LOS ANGELES (AP) — Two people are dying of COVID-19 every hour in California's most populous county as the state set daily records for newly reported cases and deaths and hospitals struggle to to keep up with the surge of coronavirus patients. Most California residents are under a stay-at-home order because of dwindling intensive care unit capacity where they live. Los Angeles County, home to 10 million people, has 2,500 ICU beds but within a month could easily need far more, said Dr. Christina Ghaly, the county’s health services director.“Hospitals are under siege and our models show no end in sight,” she said.Southern California and the Central Valley — regions that together include 23 counties — had exhausted their regular supply of intensive care beds and many medical centers were tapping into their “surge” capacity. California is averaging more than 35,000 newly reported coronavirus cases a day.

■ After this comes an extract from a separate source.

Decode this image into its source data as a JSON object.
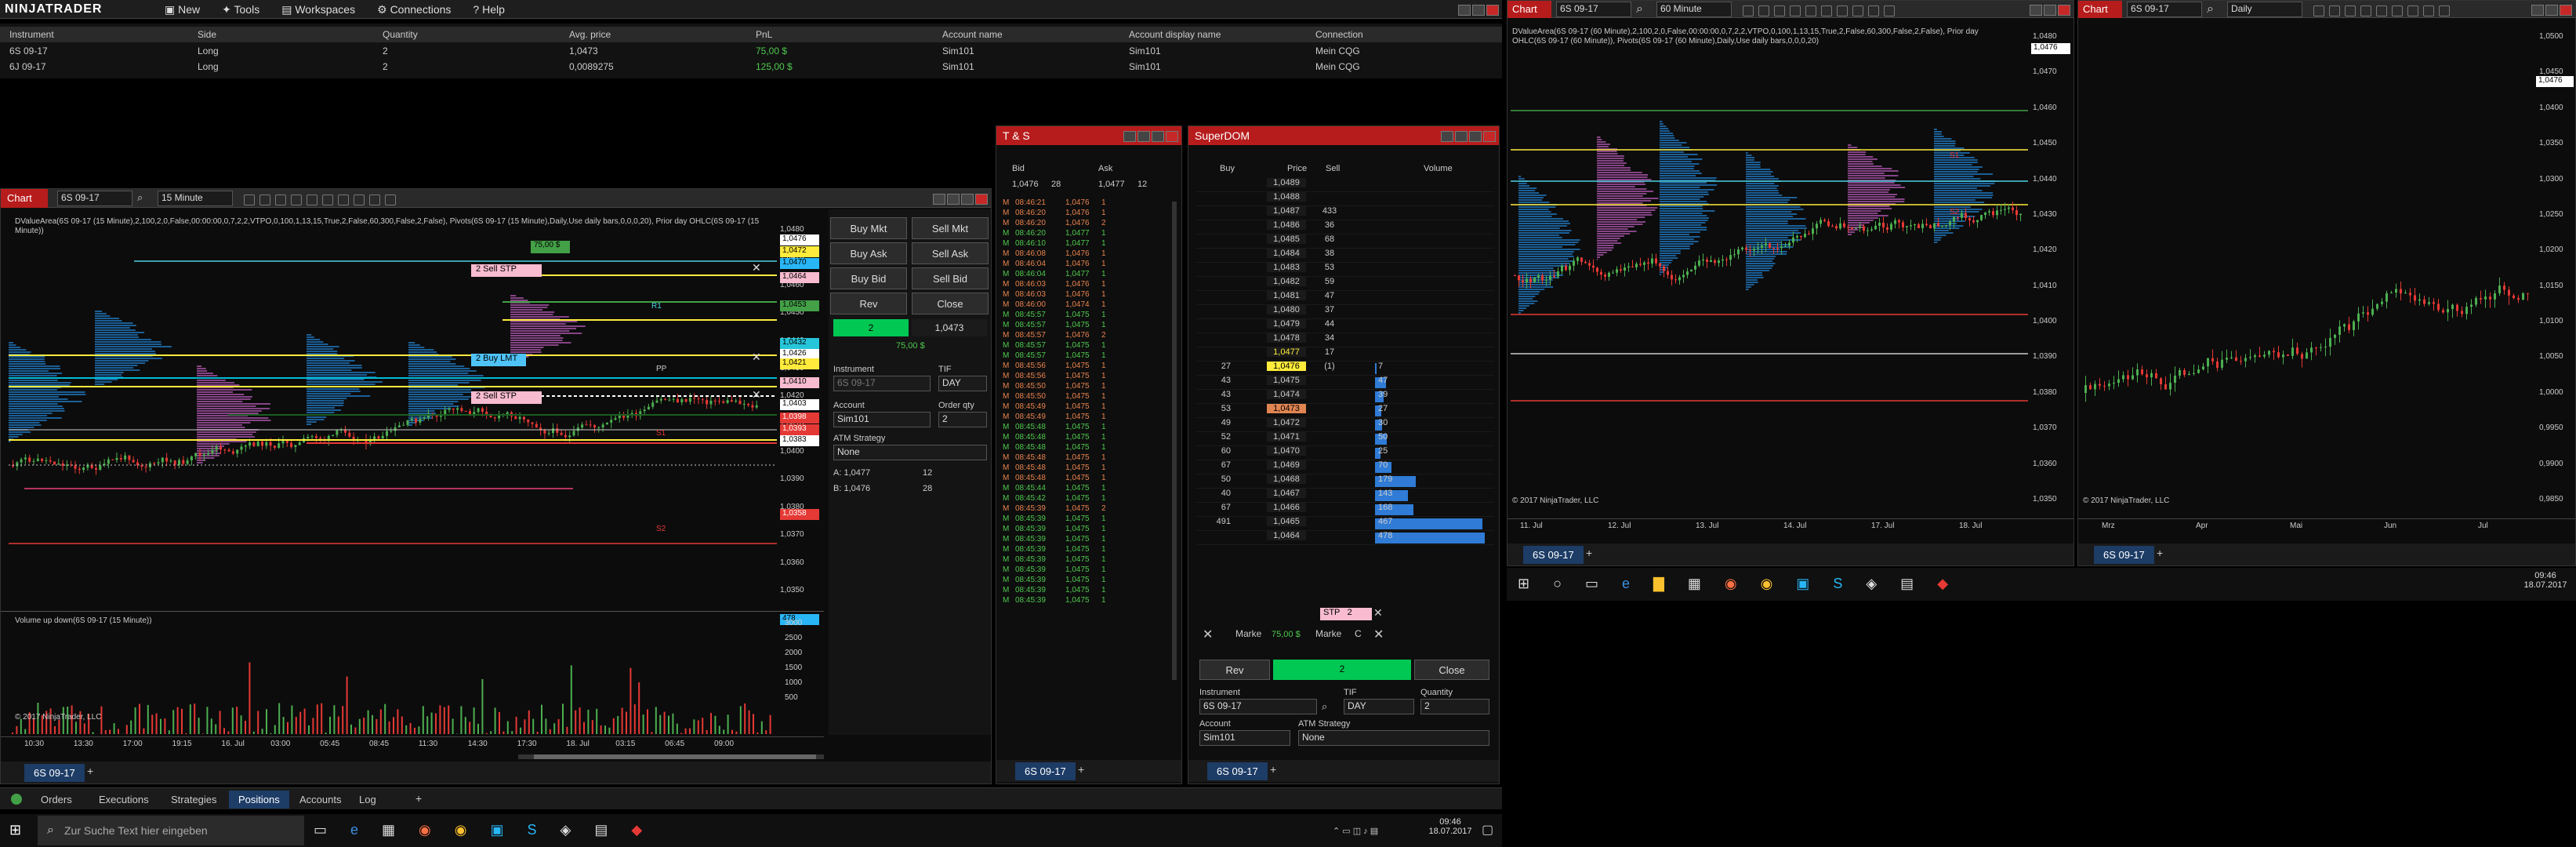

Health officials estimate 12% of them — 4,200 — end up in hospitals. Records were set Wednesday, with 53,711 new cases and 293 deaths statewide. The massive rise in infections began in October and is being blamed largely on people ignoring safety measures and socializing with others. More recently, health officials said they’ve seen cases stemming from gatherings during the Thanksgiving holiday and have pleaded with residents to avoid getting together with people from other households over Christmas and New Year’s.Health officials in Southern California's Orange County on Wednesday issued an order preventing hospitals from diverting ambulances to other medical centers. Dr. Carl Schultz with the county's Health Care Agency said ambulances could have run out hospitals to take their patients. “Therefore, we temporarily suspended ambulance diversion. While this will place some additional stress on hospitals, it will spread this over the entire county and help to mitigate the escalating concern of finding hospital destinations for ambulances," Schultz said in a statement.Jeremy Zoch, chief executive at Providence St. Joseph Hospital of Orange, said nurses, respiratory therapists and housekeepers have been taking extra shifts to help out during the crush. Registry and traveling nurses have come in and officials are talking to a nearby children’s hospital about using additional space to care for patients, he said.“It has challenged us. So, every single one of our units that we have available to us, we’ve been redesigning them and utilizing them to care for COVID patients,” Zoch told reporters. “It is really challenging us on the capacity front. Our ICUs are very close to full.”Also in Orange County, UCI Health is planning to add a 50-bed mobile field unit by Christmas.Hospitals administered the first Pfizer vaccines to health care workers this week as a pair of state advisory committees started making potential life-and-death decisions over who is next in line for the scarce inoculations. The committees are considering whether groups like teachers, farmworkers, grocery workers, ride-hailing drivers and news reporters should be among them. On Wednesday, California announced the San Francisco Bay Area would join three of the state’s five regions already under a state-mandated stay-at-home order as ICU available beds dropped below 15%. The regions of greater Sacramento, the San Joaquin Valley and Southern California are already under Gov. Gavin Newsom’s order, which closes businesses including hair and nail salons and movie theaters and severely limits retail operations. The Northern California region, which includes Humboldt, Lake and Mendocino counties, is not affected for now.Many of the Bay Area’s counties had already applied the order as a precaution and those that hadn’t must now do so on Thursday. In Santa Clara County, which had already applied the shutdown rules, reported infections are topping 1,000 per day, compared with 300 in July, said Dr. Marty Fenstersheib, the county’s testing director.“We’re not anywhere out of the woods yet,” he said.Barbara Ferrer, the public health director for Los Angeles County, the state's most populous, said the transmission of the virus is rampant and noted two people are dying every hour in the county. “We’re experiencing an explosive and very deadly surge,” Ferrer said.___Taxin reported from Orange County. Associated Press writers Jocelyn Gecker, Janie Har and Haven Daley in San Francisco, and Don Thompson in Sacramento contributed to this report.